Description of the task: Give back the full listing exactly as it appears below.

Entries provided:
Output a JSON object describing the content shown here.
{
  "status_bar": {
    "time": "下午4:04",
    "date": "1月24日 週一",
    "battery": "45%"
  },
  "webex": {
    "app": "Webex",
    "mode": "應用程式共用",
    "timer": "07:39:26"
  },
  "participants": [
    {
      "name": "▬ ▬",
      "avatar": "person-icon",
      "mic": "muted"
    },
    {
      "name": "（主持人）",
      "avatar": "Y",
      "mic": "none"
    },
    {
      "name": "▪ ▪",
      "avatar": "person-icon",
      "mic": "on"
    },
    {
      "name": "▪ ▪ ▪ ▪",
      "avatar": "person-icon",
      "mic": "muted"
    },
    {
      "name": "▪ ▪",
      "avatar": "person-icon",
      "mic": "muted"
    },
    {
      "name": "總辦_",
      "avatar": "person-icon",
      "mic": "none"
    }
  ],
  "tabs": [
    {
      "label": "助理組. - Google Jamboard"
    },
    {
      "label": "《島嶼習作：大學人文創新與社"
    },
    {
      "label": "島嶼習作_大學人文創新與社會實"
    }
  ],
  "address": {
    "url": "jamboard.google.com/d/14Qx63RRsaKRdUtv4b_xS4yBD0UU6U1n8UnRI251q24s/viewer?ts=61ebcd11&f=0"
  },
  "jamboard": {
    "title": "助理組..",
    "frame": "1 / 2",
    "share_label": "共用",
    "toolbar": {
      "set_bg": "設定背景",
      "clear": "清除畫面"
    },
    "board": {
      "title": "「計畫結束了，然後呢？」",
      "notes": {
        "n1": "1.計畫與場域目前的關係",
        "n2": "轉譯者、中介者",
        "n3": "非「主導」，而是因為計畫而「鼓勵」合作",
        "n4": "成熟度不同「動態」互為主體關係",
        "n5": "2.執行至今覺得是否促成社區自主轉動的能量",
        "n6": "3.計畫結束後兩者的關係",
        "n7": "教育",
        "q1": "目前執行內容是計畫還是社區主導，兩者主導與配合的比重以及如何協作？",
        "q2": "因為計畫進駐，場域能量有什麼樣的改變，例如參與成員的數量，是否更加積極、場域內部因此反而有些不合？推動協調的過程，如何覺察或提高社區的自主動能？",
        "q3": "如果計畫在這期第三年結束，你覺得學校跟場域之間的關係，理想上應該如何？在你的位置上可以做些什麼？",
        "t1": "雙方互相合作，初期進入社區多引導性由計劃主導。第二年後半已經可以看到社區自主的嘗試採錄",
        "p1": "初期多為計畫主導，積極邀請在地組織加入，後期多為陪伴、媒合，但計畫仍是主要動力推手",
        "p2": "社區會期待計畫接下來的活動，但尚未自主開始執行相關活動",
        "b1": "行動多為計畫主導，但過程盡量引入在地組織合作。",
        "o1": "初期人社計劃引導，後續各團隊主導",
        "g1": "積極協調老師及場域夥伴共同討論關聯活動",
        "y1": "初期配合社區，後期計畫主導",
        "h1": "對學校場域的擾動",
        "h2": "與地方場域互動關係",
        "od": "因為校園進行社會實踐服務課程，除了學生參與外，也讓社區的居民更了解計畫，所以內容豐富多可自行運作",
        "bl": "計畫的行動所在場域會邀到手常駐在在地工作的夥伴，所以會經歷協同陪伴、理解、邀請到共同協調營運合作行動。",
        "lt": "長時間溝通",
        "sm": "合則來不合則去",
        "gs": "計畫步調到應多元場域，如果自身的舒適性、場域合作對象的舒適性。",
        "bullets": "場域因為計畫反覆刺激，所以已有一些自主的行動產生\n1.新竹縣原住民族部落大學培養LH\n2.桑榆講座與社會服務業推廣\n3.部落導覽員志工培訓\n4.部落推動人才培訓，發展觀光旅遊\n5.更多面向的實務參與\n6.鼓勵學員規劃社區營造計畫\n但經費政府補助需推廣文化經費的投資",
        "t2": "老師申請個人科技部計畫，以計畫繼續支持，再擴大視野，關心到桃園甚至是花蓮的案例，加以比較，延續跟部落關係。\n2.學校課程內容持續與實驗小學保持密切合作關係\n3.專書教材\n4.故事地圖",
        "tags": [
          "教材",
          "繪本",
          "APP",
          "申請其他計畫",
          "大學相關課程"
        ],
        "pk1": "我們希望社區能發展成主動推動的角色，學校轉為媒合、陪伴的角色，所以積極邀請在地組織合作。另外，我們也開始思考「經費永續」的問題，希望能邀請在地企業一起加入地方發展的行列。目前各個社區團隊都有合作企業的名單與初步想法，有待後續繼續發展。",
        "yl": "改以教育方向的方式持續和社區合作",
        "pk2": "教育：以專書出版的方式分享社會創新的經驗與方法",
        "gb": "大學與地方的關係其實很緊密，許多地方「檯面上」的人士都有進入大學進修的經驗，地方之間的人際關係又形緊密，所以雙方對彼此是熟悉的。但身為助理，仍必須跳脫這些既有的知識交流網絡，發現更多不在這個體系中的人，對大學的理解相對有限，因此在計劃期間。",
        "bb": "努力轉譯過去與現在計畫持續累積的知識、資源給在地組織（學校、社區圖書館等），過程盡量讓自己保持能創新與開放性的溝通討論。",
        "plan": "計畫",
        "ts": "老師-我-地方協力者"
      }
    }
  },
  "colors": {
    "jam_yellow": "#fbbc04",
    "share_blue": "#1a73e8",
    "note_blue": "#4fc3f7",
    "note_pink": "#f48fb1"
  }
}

Reply to the task:
Output a JSON object describing the content shown here.
{
  "status_bar": {
    "time": "下午4:04",
    "date": "1月24日 週一",
    "battery": "45%"
  },
  "webex": {
    "app": "Webex",
    "mode": "應用程式共用",
    "timer": "07:39:26"
  },
  "participants": [
    {
      "name": "▬ ▬",
      "avatar": "person-icon",
      "mic": "muted"
    },
    {
      "name": "（主持人）",
      "avatar": "Y",
      "mic": "none"
    },
    {
      "name": "▪ ▪",
      "avatar": "person-icon",
      "mic": "on"
    },
    {
      "name": "▪ ▪ ▪ ▪",
      "avatar": "person-icon",
      "mic": "muted"
    },
    {
      "name": "▪ ▪",
      "avatar": "person-icon",
      "mic": "muted"
    },
    {
      "name": "總辦_",
      "avatar": "person-icon",
      "mic": "none"
    }
  ],
  "tabs": [
    {
      "label": "助理組. - Google Jamboard"
    },
    {
      "label": "《島嶼習作：大學人文創新與社"
    },
    {
      "label": "島嶼習作_大學人文創新與社會實"
    }
  ],
  "address": {
    "url": "jamboard.google.com/d/14Qx63RRsaKRdUtv4b_xS4yBD0UU6U1n8UnRI251q24s/viewer?ts=61ebcd11&f=0"
  },
  "jamboard": {
    "title": "助理組..",
    "frame": "1 / 2",
    "share_label": "共用",
    "toolbar": {
      "set_bg": "設定背景",
      "clear": "清除畫面"
    },
    "board": {
      "title": "「計畫結束了，然後呢？」",
      "notes": {
        "n1": "1.計畫與場域目前的關係",
        "n2": "轉譯者、中介者",
        "n3": "非「主導」，而是因為計畫而「鼓勵」合作",
        "n4": "成熟度不同「動態」互為主體關係",
        "n5": "2.執行至今覺得是否促成社區自主轉動的能量",
        "n6": "3.計畫結束後兩者的關係",
        "n7": "教育",
        "q1": "目前執行內容是計畫還是社區主導，兩者主導與配合的比重以及如何協作？",
        "q2": "因為計畫進駐，場域能量有什麼樣的改變，例如參與成員的數量，是否更加積極、場域內部因此反而有些不合？推動協調的過程，如何覺察或提高社區的自主動能？",
        "q3": "如果計畫在這期第三年結束，你覺得學校跟場域之間的關係，理想上應該如何？在你的位置上可以做些什麼？",
        "t1": "雙方互相合作，初期進入社區多引導性由計劃主導。第二年後半已經可以看到社區自主的嘗試採錄",
        "p1": "初期多為計畫主導，積極邀請在地組織加入，後期多為陪伴、媒合，但計畫仍是主要動力推手",
        "p2": "社區會期待計畫接下來的活動，但尚未自主開始執行相關活動",
        "b1": "行動多為計畫主導，但過程盡量引入在地組織合作。",
        "o1": "初期人社計劃引導，後續各團隊主導",
        "g1": "積極協調老師及場域夥伴共同討論關聯活動",
        "y1": "初期配合社區，後期計畫主導",
        "h1": "對學校場域的擾動",
        "h2": "與地方場域互動關係",
        "od": "因為校園進行社會實踐服務課程，除了學生參與外，也讓社區的居民更了解計畫，所以內容豐富多可自行運作",
        "bl": "計畫的行動所在場域會邀到手常駐在在地工作的夥伴，所以會經歷協同陪伴、理解、邀請到共同協調營運合作行動。",
        "lt": "長時間溝通",
        "sm": "合則來不合則去",
        "gs": "計畫步調到應多元場域，如果自身的舒適性、場域合作對象的舒適性。",
        "bullets": "場域因為計畫反覆刺激，所以已有一些自主的行動產生\n1.新竹縣原住民族部落大學培養LH\n2.桑榆講座與社會服務業推廣\n3.部落導覽員志工培訓\n4.部落推動人才培訓，發展觀光旅遊\n5.更多面向的實務參與\n6.鼓勵學員規劃社區營造計畫\n但經費政府補助需推廣文化經費的投資",
        "t2": "老師申請個人科技部計畫，以計畫繼續支持，再擴大視野，關心到桃園甚至是花蓮的案例，加以比較，延續跟部落關係。\n2.學校課程內容持續與實驗小學保持密切合作關係\n3.專書教材\n4.故事地圖",
        "tags": [
          "教材",
          "繪本",
          "APP",
          "申請其他計畫",
          "大學相關課程"
        ],
        "pk1": "我們希望社區能發展成主動推動的角色，學校轉為媒合、陪伴的角色，所以積極邀請在地組織合作。另外，我們也開始思考「經費永續」的問題，希望能邀請在地企業一起加入地方發展的行列。目前各個社區團隊都有合作企業的名單與初步想法，有待後續繼續發展。",
        "yl": "改以教育方向的方式持續和社區合作",
        "pk2": "教育：以專書出版的方式分享社會創新的經驗與方法",
        "gb": "大學與地方的關係其實很緊密，許多地方「檯面上」的人士都有進入大學進修的經驗，地方之間的人際關係又形緊密，所以雙方對彼此是熟悉的。但身為助理，仍必須跳脫這些既有的知識交流網絡，發現更多不在這個體系中的人，對大學的理解相對有限，因此在計劃期間。",
        "bb": "努力轉譯過去與現在計畫持續累積的知識、資源給在地組織（學校、社區圖書館等），過程盡量讓自己保持能創新與開放性的溝通討論。",
        "plan": "計畫",
        "ts": "老師-我-地方協力者"
      }
    }
  },
  "colors": {
    "jam_yellow": "#fbbc04",
    "share_blue": "#1a73e8",
    "note_blue": "#4fc3f7",
    "note_pink": "#f48fb1"
  }
}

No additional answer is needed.